> **Task objective**:
What lines in the material hold the string "secure"? Return every one of them.

> **Information supplied**:
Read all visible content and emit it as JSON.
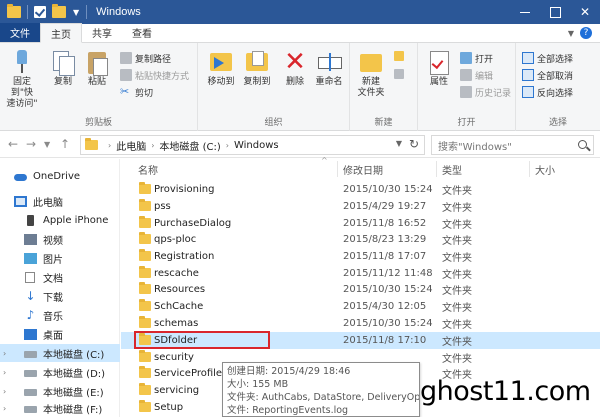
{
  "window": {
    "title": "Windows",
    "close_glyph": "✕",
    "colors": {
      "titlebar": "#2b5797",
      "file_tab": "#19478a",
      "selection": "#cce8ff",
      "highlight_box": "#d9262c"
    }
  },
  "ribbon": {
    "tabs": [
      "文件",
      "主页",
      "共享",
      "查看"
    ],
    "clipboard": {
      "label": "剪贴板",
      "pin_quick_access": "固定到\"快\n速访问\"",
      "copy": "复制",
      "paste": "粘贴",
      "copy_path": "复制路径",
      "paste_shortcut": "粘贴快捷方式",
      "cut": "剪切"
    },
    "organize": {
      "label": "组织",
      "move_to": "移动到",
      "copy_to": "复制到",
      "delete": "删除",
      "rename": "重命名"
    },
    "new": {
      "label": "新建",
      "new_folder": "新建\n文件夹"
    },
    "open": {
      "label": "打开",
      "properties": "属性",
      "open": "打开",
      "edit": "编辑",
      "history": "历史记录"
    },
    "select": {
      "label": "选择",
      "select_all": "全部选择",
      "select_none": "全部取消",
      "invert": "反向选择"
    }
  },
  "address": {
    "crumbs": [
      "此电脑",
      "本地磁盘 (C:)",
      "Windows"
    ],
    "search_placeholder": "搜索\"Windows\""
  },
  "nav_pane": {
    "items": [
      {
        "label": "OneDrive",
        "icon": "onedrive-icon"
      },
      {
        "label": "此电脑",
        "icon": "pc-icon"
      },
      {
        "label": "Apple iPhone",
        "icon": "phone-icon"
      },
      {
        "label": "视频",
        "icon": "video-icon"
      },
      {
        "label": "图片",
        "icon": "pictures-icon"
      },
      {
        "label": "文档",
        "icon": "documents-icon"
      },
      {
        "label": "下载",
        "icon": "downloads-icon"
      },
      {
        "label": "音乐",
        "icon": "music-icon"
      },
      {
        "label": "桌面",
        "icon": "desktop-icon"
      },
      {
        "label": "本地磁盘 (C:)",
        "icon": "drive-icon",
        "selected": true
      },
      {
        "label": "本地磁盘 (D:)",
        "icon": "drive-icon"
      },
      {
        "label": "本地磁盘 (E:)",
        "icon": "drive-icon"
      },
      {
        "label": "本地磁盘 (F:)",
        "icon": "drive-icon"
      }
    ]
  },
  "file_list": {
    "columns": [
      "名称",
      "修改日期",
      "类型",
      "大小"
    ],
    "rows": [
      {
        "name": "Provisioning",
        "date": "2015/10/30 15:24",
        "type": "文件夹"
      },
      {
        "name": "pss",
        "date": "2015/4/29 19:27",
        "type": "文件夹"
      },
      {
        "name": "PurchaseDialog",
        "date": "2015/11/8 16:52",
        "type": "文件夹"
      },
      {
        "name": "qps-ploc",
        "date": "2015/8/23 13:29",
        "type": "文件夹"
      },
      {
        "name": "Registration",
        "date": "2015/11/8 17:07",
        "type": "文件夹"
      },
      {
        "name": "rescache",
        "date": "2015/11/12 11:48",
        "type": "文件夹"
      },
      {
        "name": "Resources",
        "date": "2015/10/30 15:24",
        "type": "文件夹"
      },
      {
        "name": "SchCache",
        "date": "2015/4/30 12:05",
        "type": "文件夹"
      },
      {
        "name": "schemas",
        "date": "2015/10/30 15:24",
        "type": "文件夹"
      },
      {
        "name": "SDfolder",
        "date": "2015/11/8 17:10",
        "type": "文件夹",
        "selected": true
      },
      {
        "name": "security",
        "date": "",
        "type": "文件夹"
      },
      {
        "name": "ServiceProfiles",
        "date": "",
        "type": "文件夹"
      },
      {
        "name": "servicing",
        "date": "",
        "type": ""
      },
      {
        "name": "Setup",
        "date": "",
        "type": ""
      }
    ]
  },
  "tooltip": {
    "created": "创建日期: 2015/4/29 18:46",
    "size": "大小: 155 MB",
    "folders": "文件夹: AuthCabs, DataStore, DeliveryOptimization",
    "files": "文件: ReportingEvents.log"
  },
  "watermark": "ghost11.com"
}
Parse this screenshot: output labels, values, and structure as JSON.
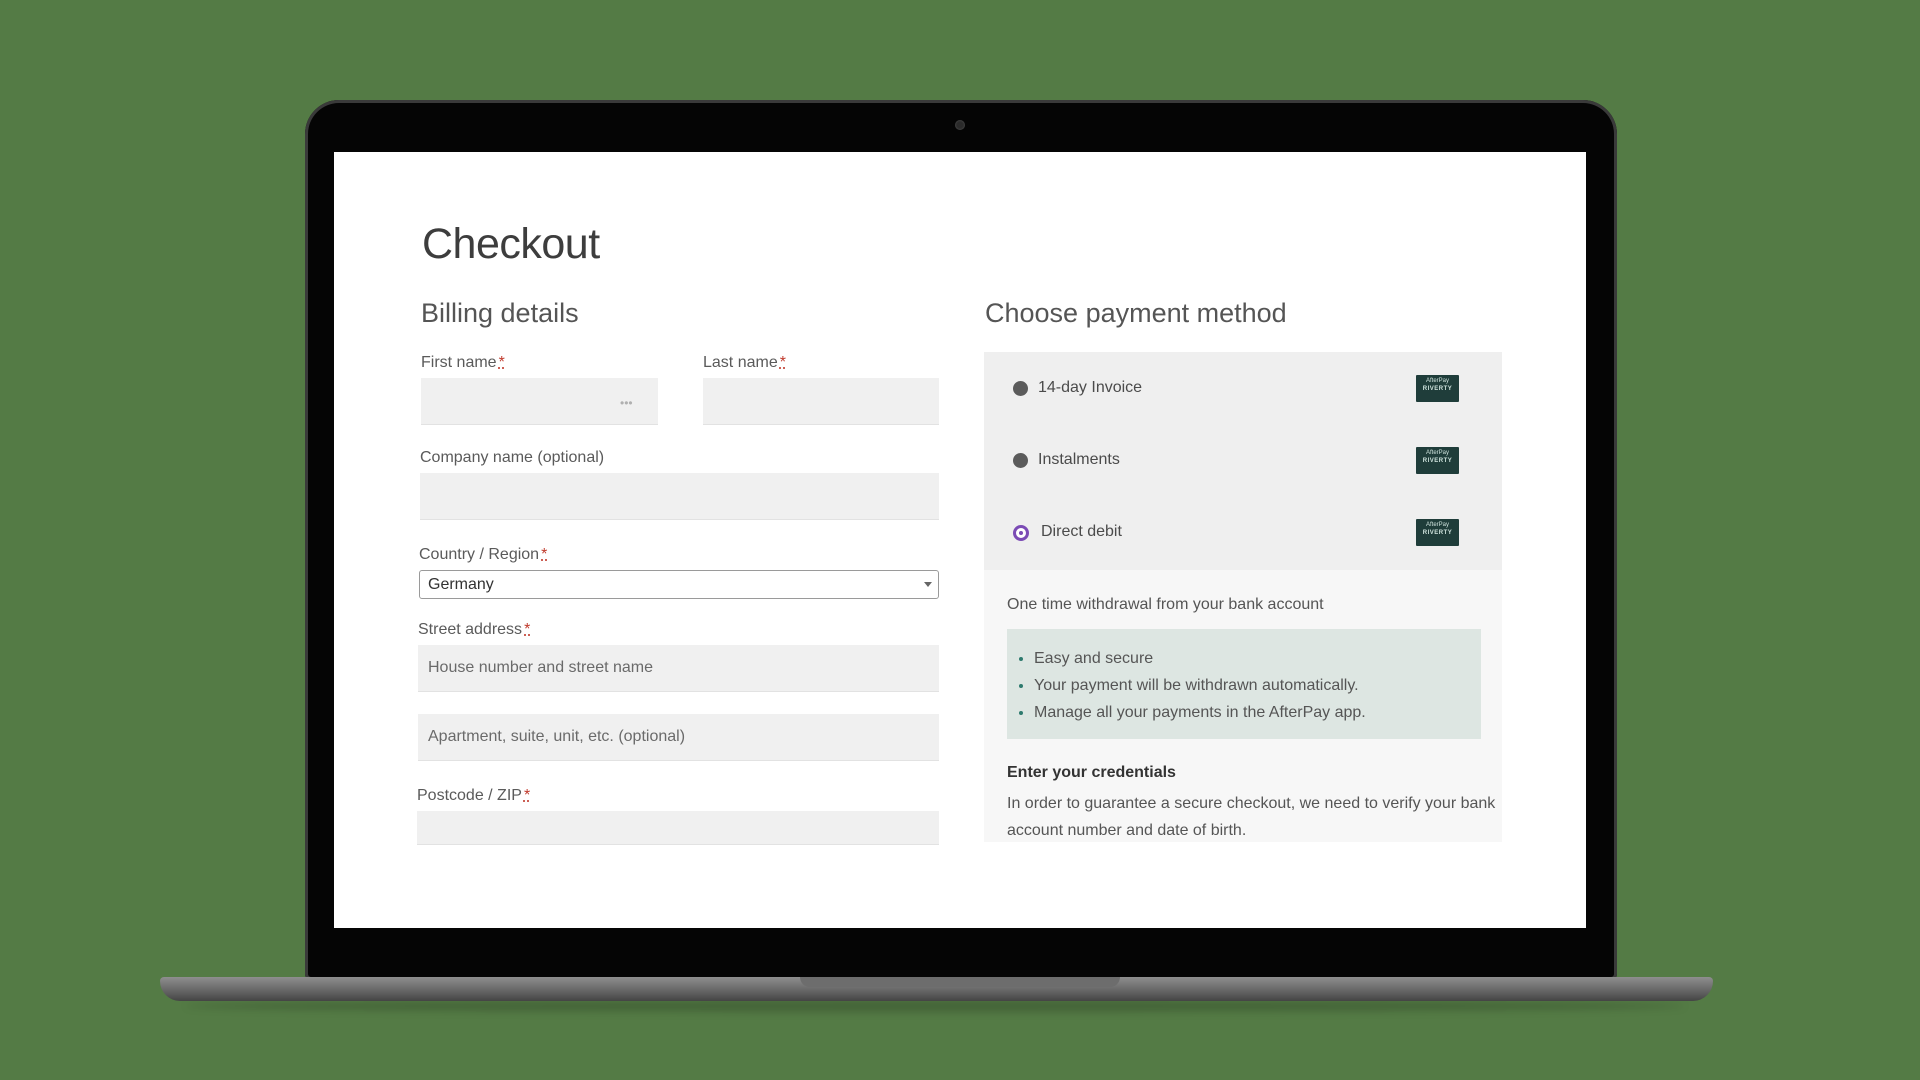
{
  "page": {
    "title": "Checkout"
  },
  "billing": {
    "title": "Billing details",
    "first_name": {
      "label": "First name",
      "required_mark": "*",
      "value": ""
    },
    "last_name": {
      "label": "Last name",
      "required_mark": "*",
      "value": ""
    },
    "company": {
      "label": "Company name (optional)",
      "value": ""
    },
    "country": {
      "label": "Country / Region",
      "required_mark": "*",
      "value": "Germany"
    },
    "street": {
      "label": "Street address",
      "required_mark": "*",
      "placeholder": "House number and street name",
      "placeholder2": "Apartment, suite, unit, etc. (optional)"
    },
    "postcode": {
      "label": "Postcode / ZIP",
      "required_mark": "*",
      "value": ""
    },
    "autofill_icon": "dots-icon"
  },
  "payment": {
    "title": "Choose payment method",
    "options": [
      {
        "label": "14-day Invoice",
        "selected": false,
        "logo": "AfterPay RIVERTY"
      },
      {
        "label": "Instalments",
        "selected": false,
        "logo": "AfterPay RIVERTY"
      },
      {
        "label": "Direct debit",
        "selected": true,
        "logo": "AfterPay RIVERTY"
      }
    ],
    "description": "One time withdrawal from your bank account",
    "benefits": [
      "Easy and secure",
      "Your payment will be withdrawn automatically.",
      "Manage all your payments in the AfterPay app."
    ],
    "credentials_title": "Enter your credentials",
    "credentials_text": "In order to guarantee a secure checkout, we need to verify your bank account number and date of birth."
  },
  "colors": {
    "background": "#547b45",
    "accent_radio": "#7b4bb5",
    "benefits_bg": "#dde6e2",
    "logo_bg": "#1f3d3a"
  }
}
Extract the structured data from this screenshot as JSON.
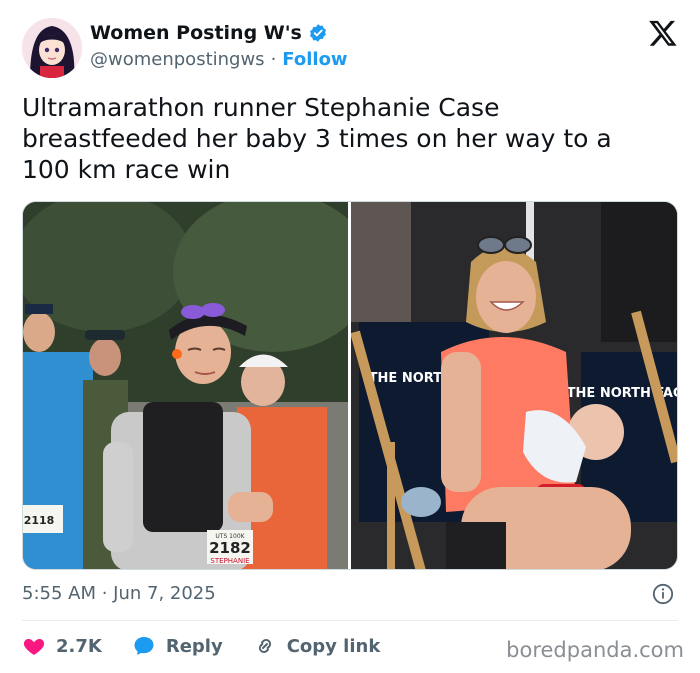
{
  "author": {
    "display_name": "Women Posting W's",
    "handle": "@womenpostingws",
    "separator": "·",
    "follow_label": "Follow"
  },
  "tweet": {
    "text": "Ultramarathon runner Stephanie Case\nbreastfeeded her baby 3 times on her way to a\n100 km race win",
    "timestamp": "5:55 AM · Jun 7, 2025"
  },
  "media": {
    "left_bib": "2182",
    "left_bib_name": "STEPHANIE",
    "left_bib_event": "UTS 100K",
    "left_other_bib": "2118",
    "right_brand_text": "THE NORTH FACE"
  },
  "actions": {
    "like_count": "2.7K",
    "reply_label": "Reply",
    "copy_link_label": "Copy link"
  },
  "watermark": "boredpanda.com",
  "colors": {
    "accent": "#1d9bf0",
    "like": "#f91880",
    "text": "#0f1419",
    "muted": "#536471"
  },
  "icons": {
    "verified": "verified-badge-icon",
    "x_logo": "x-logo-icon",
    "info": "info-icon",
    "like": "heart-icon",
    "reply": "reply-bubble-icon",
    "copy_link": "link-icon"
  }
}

> **Response to the exercise**:
      "Easy and secure",
    "credentials_text": "In order to guarantee a secure checkout, we need to verify your bank account number and date of birth."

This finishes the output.